“For the last four years, we have worked diligently to explore an option that condenses the legacy versions into one lightweight system with a reliable power supply that is rugged enough to throw onto a Marine’s pack,” said Jeff Nebel, Fire Support Coordination Team lead, PM Fires.

“The NGHTS will combine all of the legacy capabilities into one system that is compatible with both current and future fire support systems, and will support the Marine Corps for the next 15 to 20 years.”

“The NGHTS will be an important advancement because it is planned to reduce the current weight of the laser designation and laser spot imaging capability by 60 percent, which will increase the mobility and lethality of our fire support-focused Marines,” said Maj. Nathan Morales, Targeting Systems project officer, PM Fires. “This capability is focused on our ability to fight in the compartmentalized terrain outlined in the Marine Operating Concept.”

By Kaitlin Kelly, MCSC Office of Public Affairs and Communication | Marine Corps Systems Command
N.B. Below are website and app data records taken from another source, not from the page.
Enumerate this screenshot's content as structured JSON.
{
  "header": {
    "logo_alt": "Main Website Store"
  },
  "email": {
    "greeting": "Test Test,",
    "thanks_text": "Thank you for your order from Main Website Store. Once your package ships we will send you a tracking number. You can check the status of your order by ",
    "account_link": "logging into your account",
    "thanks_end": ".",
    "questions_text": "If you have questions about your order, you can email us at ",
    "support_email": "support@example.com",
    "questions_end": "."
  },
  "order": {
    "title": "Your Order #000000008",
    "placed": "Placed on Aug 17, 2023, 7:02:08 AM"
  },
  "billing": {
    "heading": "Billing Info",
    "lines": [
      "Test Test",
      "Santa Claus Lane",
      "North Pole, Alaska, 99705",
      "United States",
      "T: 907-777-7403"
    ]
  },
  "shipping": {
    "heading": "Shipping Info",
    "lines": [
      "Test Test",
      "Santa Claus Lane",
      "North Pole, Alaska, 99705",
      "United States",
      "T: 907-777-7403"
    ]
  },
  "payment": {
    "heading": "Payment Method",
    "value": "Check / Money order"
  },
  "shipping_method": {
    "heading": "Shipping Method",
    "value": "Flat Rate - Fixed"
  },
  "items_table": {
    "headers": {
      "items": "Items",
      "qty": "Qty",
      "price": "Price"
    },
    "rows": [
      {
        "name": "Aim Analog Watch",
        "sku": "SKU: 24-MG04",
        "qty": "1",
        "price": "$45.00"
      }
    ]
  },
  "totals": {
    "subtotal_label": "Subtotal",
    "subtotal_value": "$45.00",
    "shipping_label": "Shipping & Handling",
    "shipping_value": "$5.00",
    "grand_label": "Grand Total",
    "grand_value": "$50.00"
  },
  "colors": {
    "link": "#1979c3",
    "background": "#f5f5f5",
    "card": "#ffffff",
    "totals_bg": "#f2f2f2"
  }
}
3 Responses to “Marine Corps Awards OTAs to Assess Handheld Targeting Capabilities”

  1. Kris says:

    This is good to see, the Army needs to look at doing something similar. We need a common scout dismounted optic that is not garbage to replace all the current systems.
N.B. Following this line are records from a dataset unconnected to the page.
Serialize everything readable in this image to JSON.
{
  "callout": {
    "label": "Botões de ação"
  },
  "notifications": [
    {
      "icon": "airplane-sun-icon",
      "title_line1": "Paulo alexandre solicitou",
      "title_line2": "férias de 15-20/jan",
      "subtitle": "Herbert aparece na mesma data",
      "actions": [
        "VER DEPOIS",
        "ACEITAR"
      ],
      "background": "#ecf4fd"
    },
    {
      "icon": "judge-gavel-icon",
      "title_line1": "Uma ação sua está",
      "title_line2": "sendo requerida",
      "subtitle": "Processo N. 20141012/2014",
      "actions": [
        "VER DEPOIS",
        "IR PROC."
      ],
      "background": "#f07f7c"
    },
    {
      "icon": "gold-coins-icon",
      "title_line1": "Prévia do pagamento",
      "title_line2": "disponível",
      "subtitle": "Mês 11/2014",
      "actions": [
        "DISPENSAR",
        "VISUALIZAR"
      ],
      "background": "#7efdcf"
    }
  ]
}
  2. Pete says:

    “BAE Systems, Elbit Systems of America, Fraser Optics and Northrop Grumman Systems”


    “to use nontraditional defense companies to spur innovation.”


    does not compute

  3. Airborne_fister says:

    As a fister. My question is are they looking for something like the PLRF? That just adds the capabilities of also designating a target too? Just use a COTS system that is also Bluetooth and connects to a Bluetooth GPS or a phone. I hated carrying around that giant laser designator. So we had it mounted into the truck. It would range the target and give you the grid. Then when I deployed I got a laser range finder that used a cable that hooked up to a DAGR. It was nice shoot the place I wanted hit. It gave me the grid, distance and direction. It was easy. Then to make a target with IR. I would just use a IZLD. (Or what ever the thing was called) granted it was two things I had to carry. But it was nice throwing the IR laser into a pocket or pouch and not having to pull out anything big and square that didn’t fit into my pocket.